Another trouser attack in Umlazi
Thandeka Cele, returning from a rally in the city marking the first-year anniversary of the NFP, was assaulted by a man for wearing trousers
The Mercury reported, on February 28 this year, that gender rights organisations have expressed dismay that another woman has been assaulted at Umlazi’s notorious Unit 17 hostel for wearing trousers.
They have urged the authorities to ensure that such incidents are not repeated.
A fortnight ago, Thandeka Cele, returning from a rally in the city marking the first-year anniversary of the NFP, was assaulted by a man for wearing trousers. She reported the attack to the police, who immediately arrested a man.
The man’s friends held a protest march against his arrest at the hostel, which triggered violence between IFP and NFP supporters at the hostel at the weekend.

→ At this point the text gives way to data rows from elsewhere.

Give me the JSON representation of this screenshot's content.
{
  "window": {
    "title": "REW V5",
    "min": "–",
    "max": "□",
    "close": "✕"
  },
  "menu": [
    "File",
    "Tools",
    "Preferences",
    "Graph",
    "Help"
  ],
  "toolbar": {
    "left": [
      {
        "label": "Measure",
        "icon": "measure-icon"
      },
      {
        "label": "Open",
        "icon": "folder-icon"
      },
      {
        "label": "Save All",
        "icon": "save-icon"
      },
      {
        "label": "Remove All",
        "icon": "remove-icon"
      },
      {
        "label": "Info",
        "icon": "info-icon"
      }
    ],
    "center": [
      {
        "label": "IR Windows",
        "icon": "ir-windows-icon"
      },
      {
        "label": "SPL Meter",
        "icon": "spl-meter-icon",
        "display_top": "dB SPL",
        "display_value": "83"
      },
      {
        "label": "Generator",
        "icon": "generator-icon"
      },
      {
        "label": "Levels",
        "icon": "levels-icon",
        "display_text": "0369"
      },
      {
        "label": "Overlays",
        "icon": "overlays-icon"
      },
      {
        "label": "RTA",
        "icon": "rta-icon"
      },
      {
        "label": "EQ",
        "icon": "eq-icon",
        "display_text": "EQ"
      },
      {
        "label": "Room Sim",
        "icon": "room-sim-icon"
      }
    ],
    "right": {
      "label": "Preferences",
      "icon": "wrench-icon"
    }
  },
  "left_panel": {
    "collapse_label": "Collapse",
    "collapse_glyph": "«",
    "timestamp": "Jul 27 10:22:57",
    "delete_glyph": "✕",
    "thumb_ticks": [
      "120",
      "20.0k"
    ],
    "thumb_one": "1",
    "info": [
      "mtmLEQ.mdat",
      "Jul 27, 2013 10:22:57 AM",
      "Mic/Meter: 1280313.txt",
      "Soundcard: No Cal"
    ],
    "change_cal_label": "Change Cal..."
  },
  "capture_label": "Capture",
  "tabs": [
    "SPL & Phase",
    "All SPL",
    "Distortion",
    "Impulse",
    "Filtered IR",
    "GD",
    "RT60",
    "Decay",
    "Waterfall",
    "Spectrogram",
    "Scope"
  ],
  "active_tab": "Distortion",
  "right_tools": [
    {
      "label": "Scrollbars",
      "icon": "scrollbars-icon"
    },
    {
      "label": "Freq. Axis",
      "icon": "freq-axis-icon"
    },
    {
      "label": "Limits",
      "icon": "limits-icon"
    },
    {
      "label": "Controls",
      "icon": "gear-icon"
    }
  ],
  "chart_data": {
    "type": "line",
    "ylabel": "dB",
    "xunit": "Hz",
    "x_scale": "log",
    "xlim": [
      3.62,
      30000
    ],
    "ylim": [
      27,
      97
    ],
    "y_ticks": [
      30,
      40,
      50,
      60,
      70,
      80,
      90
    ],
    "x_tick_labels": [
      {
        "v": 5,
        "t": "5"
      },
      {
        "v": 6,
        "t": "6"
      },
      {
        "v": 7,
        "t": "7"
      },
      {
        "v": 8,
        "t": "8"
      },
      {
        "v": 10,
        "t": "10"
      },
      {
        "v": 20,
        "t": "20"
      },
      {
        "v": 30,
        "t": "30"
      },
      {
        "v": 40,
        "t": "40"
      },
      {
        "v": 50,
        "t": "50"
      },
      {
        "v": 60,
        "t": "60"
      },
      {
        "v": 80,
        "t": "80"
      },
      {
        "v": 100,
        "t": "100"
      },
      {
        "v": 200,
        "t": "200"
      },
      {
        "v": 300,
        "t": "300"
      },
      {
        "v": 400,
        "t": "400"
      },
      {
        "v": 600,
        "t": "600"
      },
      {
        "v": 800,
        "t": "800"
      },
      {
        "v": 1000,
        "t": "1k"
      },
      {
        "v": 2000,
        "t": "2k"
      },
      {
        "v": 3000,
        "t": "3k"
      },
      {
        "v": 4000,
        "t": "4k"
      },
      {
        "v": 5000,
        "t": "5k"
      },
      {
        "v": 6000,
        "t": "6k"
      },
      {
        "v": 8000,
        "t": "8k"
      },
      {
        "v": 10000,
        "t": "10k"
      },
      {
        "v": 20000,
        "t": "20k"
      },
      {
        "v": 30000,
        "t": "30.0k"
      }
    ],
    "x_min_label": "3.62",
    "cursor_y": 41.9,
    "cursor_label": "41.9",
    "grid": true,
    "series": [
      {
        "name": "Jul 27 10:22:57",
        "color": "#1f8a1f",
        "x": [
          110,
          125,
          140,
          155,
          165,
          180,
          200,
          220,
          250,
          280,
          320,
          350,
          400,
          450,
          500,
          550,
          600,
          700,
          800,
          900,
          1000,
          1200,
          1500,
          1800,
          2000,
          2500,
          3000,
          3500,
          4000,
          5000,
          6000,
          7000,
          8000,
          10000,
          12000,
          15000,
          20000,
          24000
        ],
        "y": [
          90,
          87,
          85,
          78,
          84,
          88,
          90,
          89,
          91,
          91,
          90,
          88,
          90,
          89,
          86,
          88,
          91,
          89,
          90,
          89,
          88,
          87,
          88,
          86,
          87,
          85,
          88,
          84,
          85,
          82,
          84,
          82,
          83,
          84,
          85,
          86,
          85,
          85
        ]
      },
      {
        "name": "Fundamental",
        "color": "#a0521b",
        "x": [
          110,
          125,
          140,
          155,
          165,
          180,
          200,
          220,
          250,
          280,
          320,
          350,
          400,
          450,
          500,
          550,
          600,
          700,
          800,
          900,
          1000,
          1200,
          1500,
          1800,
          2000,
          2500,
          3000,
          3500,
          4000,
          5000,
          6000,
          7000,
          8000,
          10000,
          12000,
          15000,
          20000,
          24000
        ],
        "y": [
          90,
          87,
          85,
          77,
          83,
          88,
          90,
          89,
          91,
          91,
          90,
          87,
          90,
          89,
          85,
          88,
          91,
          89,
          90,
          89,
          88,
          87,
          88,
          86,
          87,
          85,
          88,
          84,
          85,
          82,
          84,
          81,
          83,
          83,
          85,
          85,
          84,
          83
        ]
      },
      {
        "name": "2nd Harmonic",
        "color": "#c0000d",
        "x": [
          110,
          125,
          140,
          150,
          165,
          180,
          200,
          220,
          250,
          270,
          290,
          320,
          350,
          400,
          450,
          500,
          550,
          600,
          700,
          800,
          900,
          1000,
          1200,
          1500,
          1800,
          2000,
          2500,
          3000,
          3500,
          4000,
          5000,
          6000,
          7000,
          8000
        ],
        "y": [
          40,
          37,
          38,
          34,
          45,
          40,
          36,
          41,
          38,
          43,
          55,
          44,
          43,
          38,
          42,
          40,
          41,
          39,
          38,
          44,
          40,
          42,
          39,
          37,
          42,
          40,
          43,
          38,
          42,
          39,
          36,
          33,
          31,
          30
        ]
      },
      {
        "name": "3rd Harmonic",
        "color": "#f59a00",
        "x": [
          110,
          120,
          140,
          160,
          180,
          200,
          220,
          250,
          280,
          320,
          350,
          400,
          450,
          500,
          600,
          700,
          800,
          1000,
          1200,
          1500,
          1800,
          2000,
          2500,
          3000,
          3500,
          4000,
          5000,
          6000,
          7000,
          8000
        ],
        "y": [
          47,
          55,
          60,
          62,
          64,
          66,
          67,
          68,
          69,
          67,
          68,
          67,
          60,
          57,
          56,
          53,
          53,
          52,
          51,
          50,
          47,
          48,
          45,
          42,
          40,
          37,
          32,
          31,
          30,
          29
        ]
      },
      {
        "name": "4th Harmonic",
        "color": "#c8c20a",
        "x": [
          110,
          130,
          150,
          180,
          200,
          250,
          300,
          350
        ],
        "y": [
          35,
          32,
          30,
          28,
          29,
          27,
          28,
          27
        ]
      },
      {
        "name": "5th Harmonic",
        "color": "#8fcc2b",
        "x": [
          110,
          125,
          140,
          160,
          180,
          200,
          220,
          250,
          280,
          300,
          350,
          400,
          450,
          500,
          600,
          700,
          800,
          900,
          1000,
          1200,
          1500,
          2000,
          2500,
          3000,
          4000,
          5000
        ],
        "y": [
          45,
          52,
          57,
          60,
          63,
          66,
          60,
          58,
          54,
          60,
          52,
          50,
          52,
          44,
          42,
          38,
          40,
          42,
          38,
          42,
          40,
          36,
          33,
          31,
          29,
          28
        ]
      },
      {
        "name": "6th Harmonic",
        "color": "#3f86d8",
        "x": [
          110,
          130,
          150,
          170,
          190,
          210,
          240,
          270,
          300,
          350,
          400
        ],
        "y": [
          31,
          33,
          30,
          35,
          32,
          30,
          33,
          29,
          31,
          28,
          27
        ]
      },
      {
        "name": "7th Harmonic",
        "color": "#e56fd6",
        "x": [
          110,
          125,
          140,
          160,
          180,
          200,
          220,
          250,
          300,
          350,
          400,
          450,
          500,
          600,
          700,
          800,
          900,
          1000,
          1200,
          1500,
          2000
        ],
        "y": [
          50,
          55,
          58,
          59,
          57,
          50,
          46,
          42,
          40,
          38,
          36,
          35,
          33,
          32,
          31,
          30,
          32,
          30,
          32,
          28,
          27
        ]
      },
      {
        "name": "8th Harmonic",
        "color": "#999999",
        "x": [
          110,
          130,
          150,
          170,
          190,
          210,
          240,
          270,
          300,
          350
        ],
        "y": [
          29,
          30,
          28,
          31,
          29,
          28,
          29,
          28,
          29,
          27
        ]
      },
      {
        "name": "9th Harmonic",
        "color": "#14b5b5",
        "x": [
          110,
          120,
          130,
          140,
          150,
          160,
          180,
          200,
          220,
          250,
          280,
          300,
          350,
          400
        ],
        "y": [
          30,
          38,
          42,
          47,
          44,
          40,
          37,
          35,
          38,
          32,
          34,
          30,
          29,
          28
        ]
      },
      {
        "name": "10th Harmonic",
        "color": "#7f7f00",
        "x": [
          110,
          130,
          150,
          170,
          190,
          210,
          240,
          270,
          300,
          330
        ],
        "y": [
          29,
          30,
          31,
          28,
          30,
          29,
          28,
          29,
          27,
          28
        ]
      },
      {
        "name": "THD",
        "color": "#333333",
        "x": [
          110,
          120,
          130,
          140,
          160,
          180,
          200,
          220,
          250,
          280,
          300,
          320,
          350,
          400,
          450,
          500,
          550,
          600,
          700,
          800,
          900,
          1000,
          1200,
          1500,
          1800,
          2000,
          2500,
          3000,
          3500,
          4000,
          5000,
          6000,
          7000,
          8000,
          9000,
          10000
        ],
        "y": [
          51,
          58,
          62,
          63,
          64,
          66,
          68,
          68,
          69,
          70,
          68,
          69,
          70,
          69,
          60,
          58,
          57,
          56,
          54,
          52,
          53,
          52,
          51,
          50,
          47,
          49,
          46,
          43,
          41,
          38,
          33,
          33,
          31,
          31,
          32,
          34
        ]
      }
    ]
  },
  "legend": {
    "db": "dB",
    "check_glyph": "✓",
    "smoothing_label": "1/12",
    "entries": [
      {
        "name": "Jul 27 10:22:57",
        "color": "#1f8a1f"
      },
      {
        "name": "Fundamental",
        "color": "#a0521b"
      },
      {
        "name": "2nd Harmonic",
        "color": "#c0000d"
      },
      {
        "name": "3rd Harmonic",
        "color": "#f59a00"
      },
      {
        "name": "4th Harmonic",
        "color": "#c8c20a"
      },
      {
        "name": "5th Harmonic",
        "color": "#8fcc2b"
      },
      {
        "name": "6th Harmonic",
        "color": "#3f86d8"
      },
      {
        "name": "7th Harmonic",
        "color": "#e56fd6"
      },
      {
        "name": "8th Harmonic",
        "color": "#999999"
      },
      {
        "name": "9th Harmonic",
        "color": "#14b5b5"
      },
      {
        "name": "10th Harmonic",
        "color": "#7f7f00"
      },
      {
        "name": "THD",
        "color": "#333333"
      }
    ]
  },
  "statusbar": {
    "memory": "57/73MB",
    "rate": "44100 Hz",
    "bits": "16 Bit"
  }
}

A man was shot and killed and a woman died of a suspected heart attack at the height of the violence, during which 30 houses and three vehicles were torched. Cele and her family have since fled.
Yesterday, her alleged attacker, Nkosiyazi Gwala, who is out on bail, appeared briefly in the Umlazi magistrate’s court and the matter was adjourned to March 7.

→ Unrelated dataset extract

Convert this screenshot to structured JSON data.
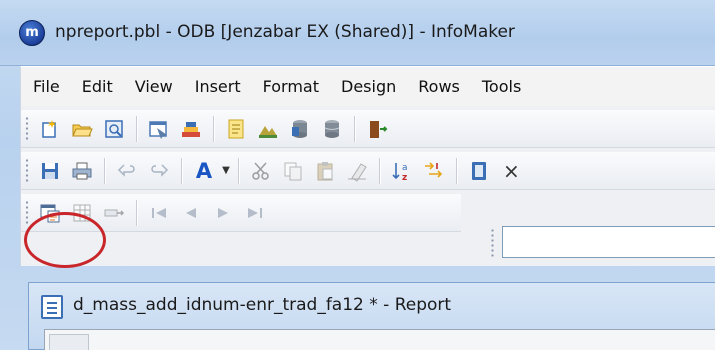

Five years ago, Zandile Mpanza was beaten, stripped and made to walk naked in public for wearing trousers at the same hostel. Two men charged with attacking her and burning down her home were convicted.
Liza Vetten, of Tshwaranang Legal Advocacy Centre, said yesterday that the latest incident suggested women were dealing with a problem culture at the hostel.
“The izinduna (headmen) running Unit 17 need to attend training on gender equality and take a much stronger stand against these incidents,” she said. The ANC Women’s League urged police to ensure that women at the hostel were protected and free to wear pants if they wanted to.
Carrie Shelver, of the One- in-Nine Campaign, said this was part of a campaign to control women’s sexuality.
Community Safety MEC Willies Mchunu vowed yesterday that the hostel would not have different laws for women from those that governed the country. “Women are free to wear whatever they desire and we will make sure that they are free to make this choice,” said his spokesman, Kwanele Ncalane.